Tempest API Quick Start

The Tempest API empowers developers to build useful applications, data feeds and integrations by providing easy access to all the data the Tempest System offers. This is the same API we use for the official Tempest apps & personal apps as well our official Tempest integrations like Amazon Alexa, Google Home & IFTTT. Most third-party Tempest apps & integrations are built by integration partners to create custom integrations for the decision tools they use internally or for use in the products & services they provide their customers. Many other third-party Tempest apps and integrations are designed by individual developers for use by a single Tempest System owner. The use cases are limited only by your imagination!


Commercial API Users

For uses that go beyond our self-serve developer tools, or to discuss an app or integration that would require access to data from the broader Tempest network, please contact us with a description of your idea - we’d love to hear about it.

Getting started is simple:

Step 1. Authenticate

To start using the REST or WS API, all you need is an access token. Your app or integration must ensure that the user viewing the station data is the owner of that station by authenticating the user’s account. There are two options for authentication: Oauth or the Personal Access Token.

OAuth Access Token

OAuth is an open standard for authentication that provides a seamless integration between your app and the user’s Tempest account. OAuth is the way our official integrations (Amazon Echo, Google Home, IFTTT, etc.) work, and we strongly encourage you to use OAuth in any app with a web-based interface, including mobile apps. For more information on Oauth, please see the Tempest OAuth 2.0 Support section.

Personal Access Token

If you have a simple app or integration that does not have a web-based interface (e.g., a downloadable script or a smart home configuration that does not have a graphical user interface), you should use the personal access token method. Your users will need to sign in to the Tempest Web App, then go to Settings -> Data Authorizations -> Create Token, then copy & paste that token into your app.


Which method should I use?

While OAuth is the preferred authentication method for production applications, the Personal Access Token is the simplest way to get started with the API - just sign in to your own account and generate one. You can add OAuth once your app or integration is ready for external testing.

Step 2. Dive in!
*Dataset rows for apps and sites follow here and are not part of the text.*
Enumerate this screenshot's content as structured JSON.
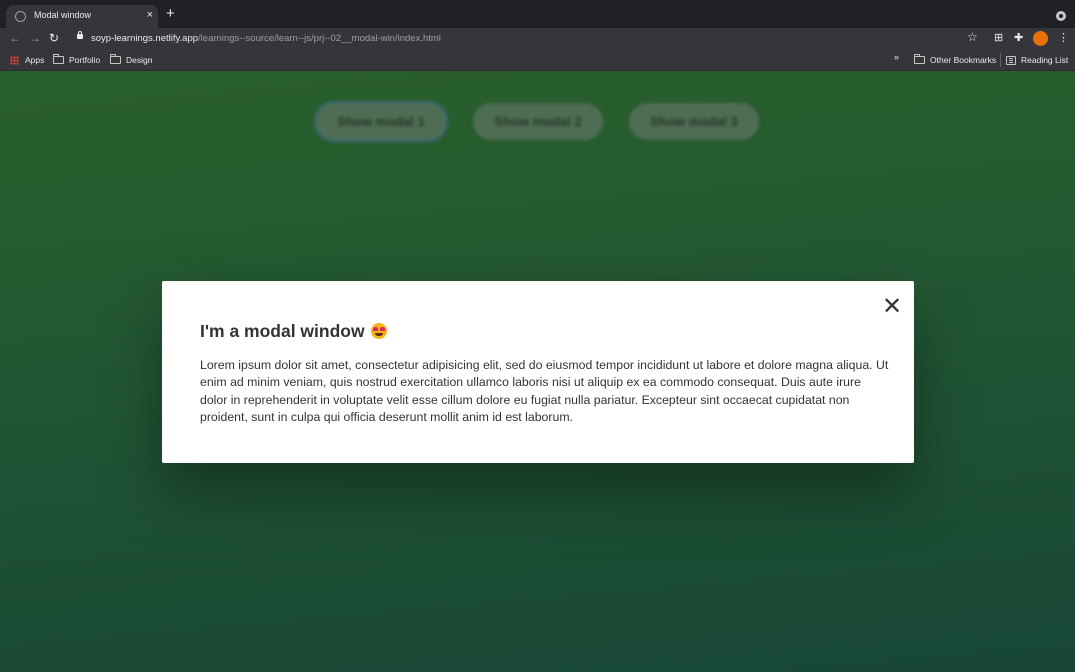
{
  "browser": {
    "tab_title": "Modal window",
    "tab_close_glyph": "×",
    "new_tab_glyph": "+",
    "back_glyph": "←",
    "forward_glyph": "→",
    "reload_glyph": "↻",
    "url_host": "soyp-learnings.netlify.app",
    "url_path": "/learnings--source/learn--js/prj--02__modal-win/index.html",
    "star_glyph": "☆",
    "menu_glyph": "⋮",
    "profile_color": "#e8710a"
  },
  "bookmarks": {
    "apps": "Apps",
    "portfolio": "Portfolio",
    "design": "Design",
    "more_glyph": "»",
    "other": "Other Bookmarks",
    "reading_list": "Reading List"
  },
  "page": {
    "buttons": [
      {
        "label": "Show modal 1"
      },
      {
        "label": "Show modal 2"
      },
      {
        "label": "Show modal 3"
      }
    ],
    "modal": {
      "title": "I'm a modal window",
      "close_glyph": "✕",
      "body": "Lorem ipsum dolor sit amet, consectetur adipisicing elit, sed do eiusmod tempor incididunt ut labore et dolore magna aliqua. Ut enim ad minim veniam, quis nostrud exercitation ullamco laboris nisi ut aliquip ex ea commodo consequat. Duis aute irure dolor in reprehenderit in voluptate velit esse cillum dolore eu fugiat nulla pariatur. Excepteur sint occaecat cupidatat non proident, sunt in culpa qui officia deserunt mollit anim id est laborum."
    }
  }
}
Once you have an access token (either a personal or Oauth), you’re ready to start playing with the API. See our full REST and WebSocket documentation for complete details, or get started with a few quick examples below.

REST Examples

GET Station Meta Data

Retrieve a list of your stations along with all connected devices.


GET Latest Station Observation

Get the latest most recent observation for your station.


GET Latest Device Observation

Get the latest observation from one of your devices.


WebSocket Examples

Open a WebSocket Connection


Listen for observations

Send a JSON message over the WebSocket connection to start listening for observations from the device. After sending this message, your connected WebSocket client should receive a new observation JSON message every minute.

  "type": "listen_start",
  "device_id": [your_device_id],
  "id": "random-id-12345"

Step 4. Join the Community.

If you haven’t already, head over to the Developers area of our Community Forum, where friendly users swap ideas, information and help (WeatherFlow staff is known to lurk there regularly).

Step 5. Share your Creation.

Tell the world how great your awesome new application or integration is! An announcement to our Community Forum is a great place to start.


Can I access data from the hardware locally?

To ensure access to the best data, all third-party applications and integrations should use the remote interfaces (REST & WebSocket) as their primary source for data, even if they are running on the same network as the local Tempest device. There is also a local UDP interface available for those applications that require completely off-grid applications, but this should only be used as a backup to the remote interfaces.